# What you should do
Could you print exactly the lines from the one that contains "Serialize everything readable" to the end of the data, both ends included, and nothing else? Skip the pictures.

# Data for processing
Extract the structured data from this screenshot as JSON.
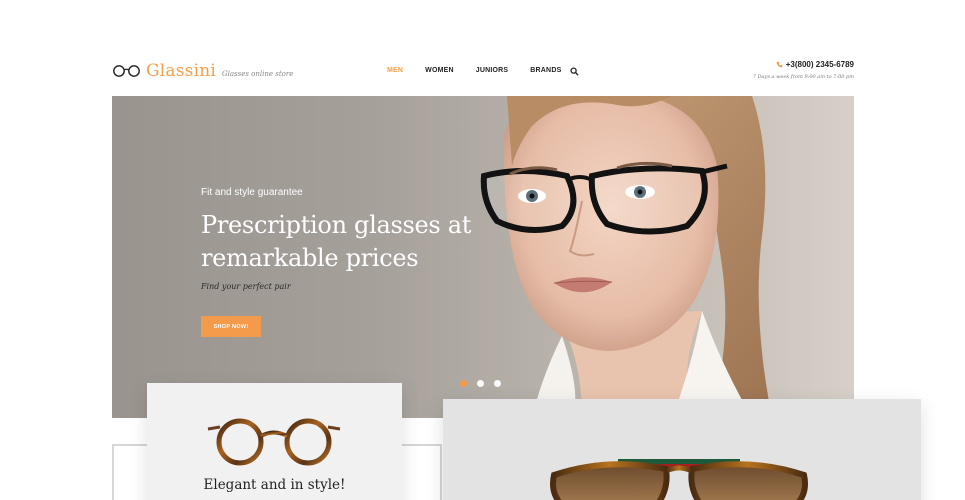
{
  "brand": {
    "name": "Glassini",
    "tagline": "Glasses online store",
    "accent_color": "#f4a04b"
  },
  "nav": {
    "items": [
      {
        "label": "MEN",
        "active": true
      },
      {
        "label": "WOMEN",
        "active": false
      },
      {
        "label": "JUNIORS",
        "active": false
      },
      {
        "label": "BRANDS",
        "active": false
      }
    ],
    "search_icon": "search-icon"
  },
  "contact": {
    "phone": "+3(800) 2345-6789",
    "hours": "7 Days a week from 9:00 am to 7:00 pm",
    "phone_icon": "phone-icon"
  },
  "hero": {
    "kicker": "Fit and style guarantee",
    "title": "Prescription glasses at remarkable prices",
    "subtitle": "Find your perfect pair",
    "button_label": "SHOP NOW!",
    "slides": 3,
    "active_slide": 1
  },
  "cards": {
    "left_title": "Elegant and in style!"
  }
}
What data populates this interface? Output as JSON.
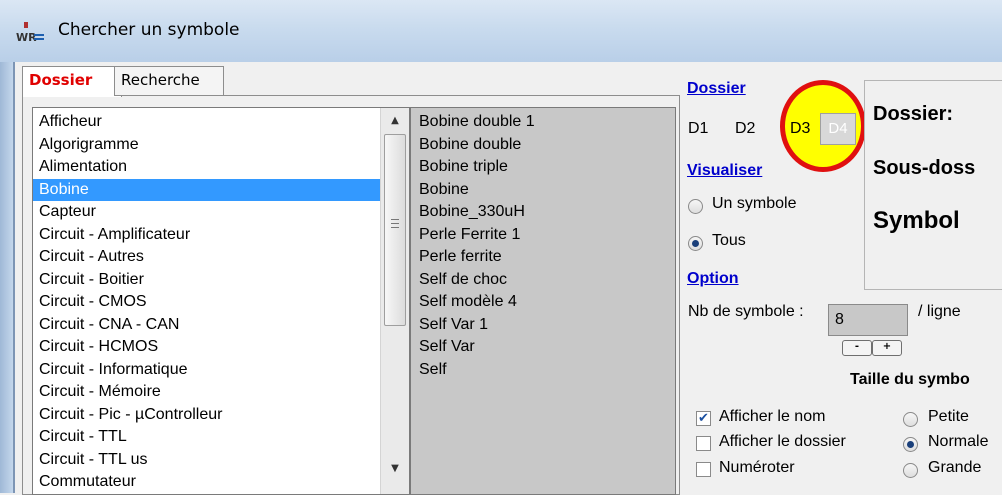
{
  "window": {
    "title": "Chercher un symbole"
  },
  "tabs": [
    {
      "label": "Dossier"
    },
    {
      "label": "Recherche"
    }
  ],
  "folders": {
    "selected_index": 3,
    "items": [
      "Afficheur",
      "Algorigramme",
      "Alimentation",
      "Bobine",
      "Capteur",
      "Circuit - Amplificateur",
      "Circuit - Autres",
      "Circuit - Boitier",
      "Circuit - CMOS",
      "Circuit - CNA - CAN",
      "Circuit - HCMOS",
      "Circuit - Informatique",
      "Circuit - Mémoire",
      "Circuit - Pic - µControlleur",
      "Circuit - TTL",
      "Circuit - TTL us",
      "Commutateur"
    ]
  },
  "symbols": {
    "items": [
      "Bobine double 1",
      "Bobine double",
      "Bobine triple",
      "Bobine",
      "Bobine_330uH",
      "Perle Ferrite 1",
      "Perle ferrite",
      "Self de choc",
      "Self modèle 4",
      "Self Var 1",
      "Self Var",
      "Self"
    ]
  },
  "right": {
    "dossier_title": "Dossier",
    "d_buttons": [
      "D1",
      "D2",
      "D3",
      "D4"
    ],
    "visualiser_title": "Visualiser",
    "radio_un_symbole": "Un symbole",
    "radio_tous": "Tous",
    "option_title": "Option",
    "nb_label": "Nb de symbole :",
    "nb_value": "8",
    "per_line": "/ ligne",
    "minus": "-",
    "plus": "+",
    "taille_title": "Taille du symbo",
    "chk_afficher_nom": "Afficher le nom",
    "chk_afficher_dossier": "Afficher le dossier",
    "chk_numeroter": "Numéroter",
    "size_petite": "Petite",
    "size_normale": "Normale",
    "size_grande": "Grande",
    "info_dossier": "Dossier:",
    "info_sous_dossier": "Sous-doss",
    "info_symbole": "Symbol"
  },
  "state": {
    "visualiser": "Tous",
    "afficher_nom": true,
    "afficher_dossier": false,
    "numeroter": false,
    "taille": "Normale",
    "highlighted_button": "D4"
  },
  "colors": {
    "selection": "#3399ff",
    "active_tab_text": "#e00000",
    "section_title": "#0000cc",
    "highlight_fill": "#ffff00",
    "highlight_ring": "#e01010"
  }
}
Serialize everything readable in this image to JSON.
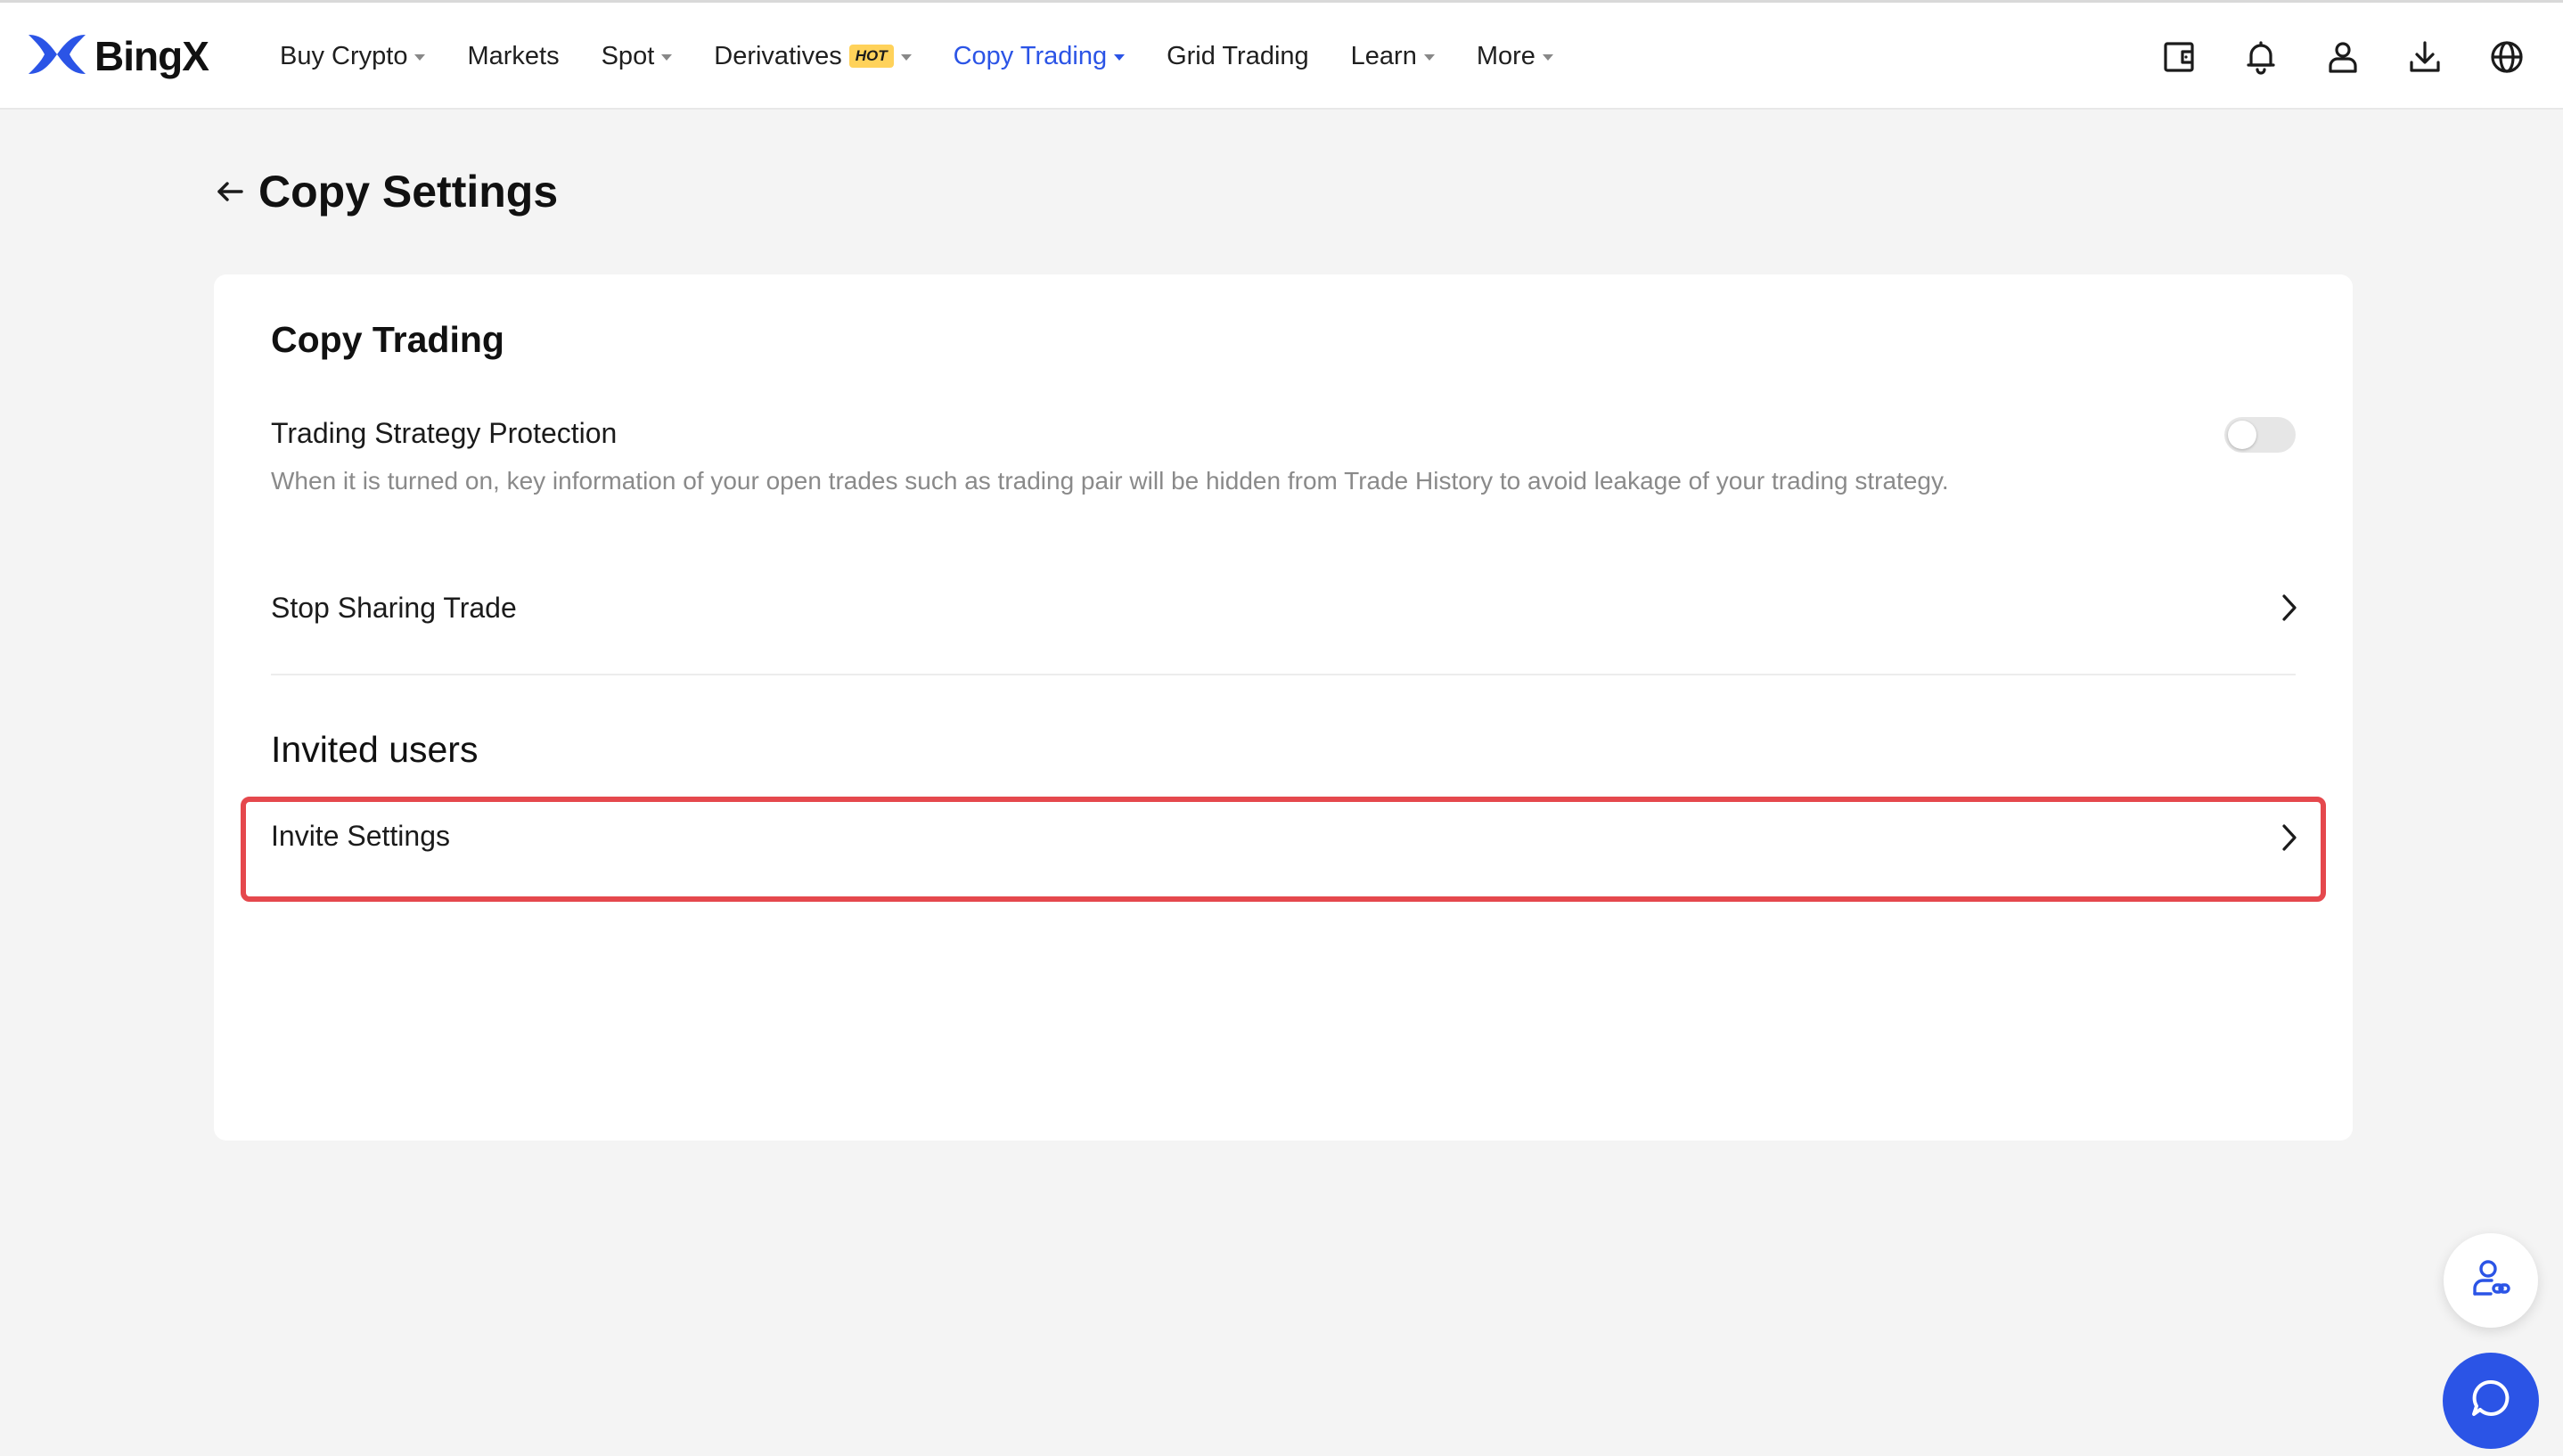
{
  "brand": {
    "name": "BingX",
    "logo_icon": "bingx-x-icon",
    "accent_color": "#2b54e6",
    "hot_color": "#ffd25a",
    "highlight_color": "#e5484d"
  },
  "nav": {
    "items": [
      {
        "label": "Buy Crypto",
        "dropdown": true,
        "active": false
      },
      {
        "label": "Markets",
        "dropdown": false,
        "active": false
      },
      {
        "label": "Spot",
        "dropdown": true,
        "active": false
      },
      {
        "label": "Derivatives",
        "badge": "HOT",
        "dropdown": true,
        "active": false
      },
      {
        "label": "Copy Trading",
        "dropdown": true,
        "active": true
      },
      {
        "label": "Grid Trading",
        "dropdown": false,
        "active": false
      },
      {
        "label": "Learn",
        "dropdown": true,
        "active": false
      },
      {
        "label": "More",
        "dropdown": true,
        "active": false
      }
    ],
    "icons": [
      "wallet-icon",
      "bell-icon",
      "user-icon",
      "download-icon",
      "globe-icon"
    ]
  },
  "page": {
    "title": "Copy Settings"
  },
  "card": {
    "copy_trading": {
      "title": "Copy Trading",
      "protection": {
        "label": "Trading Strategy Protection",
        "description": "When it is turned on, key information of your open trades such as trading pair will be hidden from Trade History to avoid leakage of your trading strategy.",
        "enabled": false
      },
      "stop_sharing": {
        "label": "Stop Sharing Trade"
      }
    },
    "invited_users": {
      "title": "Invited users",
      "invite_settings": {
        "label": "Invite Settings"
      }
    }
  },
  "floating": {
    "support_icon": "customer-service-icon",
    "chat_icon": "chat-bubble-icon"
  }
}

# Written answer
Serialize everything readable in this image to JSON.
{
  "brand": {
    "name": "BingX",
    "logo_icon": "bingx-x-icon",
    "accent_color": "#2b54e6",
    "hot_color": "#ffd25a",
    "highlight_color": "#e5484d"
  },
  "nav": {
    "items": [
      {
        "label": "Buy Crypto",
        "dropdown": true,
        "active": false
      },
      {
        "label": "Markets",
        "dropdown": false,
        "active": false
      },
      {
        "label": "Spot",
        "dropdown": true,
        "active": false
      },
      {
        "label": "Derivatives",
        "badge": "HOT",
        "dropdown": true,
        "active": false
      },
      {
        "label": "Copy Trading",
        "dropdown": true,
        "active": true
      },
      {
        "label": "Grid Trading",
        "dropdown": false,
        "active": false
      },
      {
        "label": "Learn",
        "dropdown": true,
        "active": false
      },
      {
        "label": "More",
        "dropdown": true,
        "active": false
      }
    ],
    "icons": [
      "wallet-icon",
      "bell-icon",
      "user-icon",
      "download-icon",
      "globe-icon"
    ]
  },
  "page": {
    "title": "Copy Settings"
  },
  "card": {
    "copy_trading": {
      "title": "Copy Trading",
      "protection": {
        "label": "Trading Strategy Protection",
        "description": "When it is turned on, key information of your open trades such as trading pair will be hidden from Trade History to avoid leakage of your trading strategy.",
        "enabled": false
      },
      "stop_sharing": {
        "label": "Stop Sharing Trade"
      }
    },
    "invited_users": {
      "title": "Invited users",
      "invite_settings": {
        "label": "Invite Settings"
      }
    }
  },
  "floating": {
    "support_icon": "customer-service-icon",
    "chat_icon": "chat-bubble-icon"
  }
}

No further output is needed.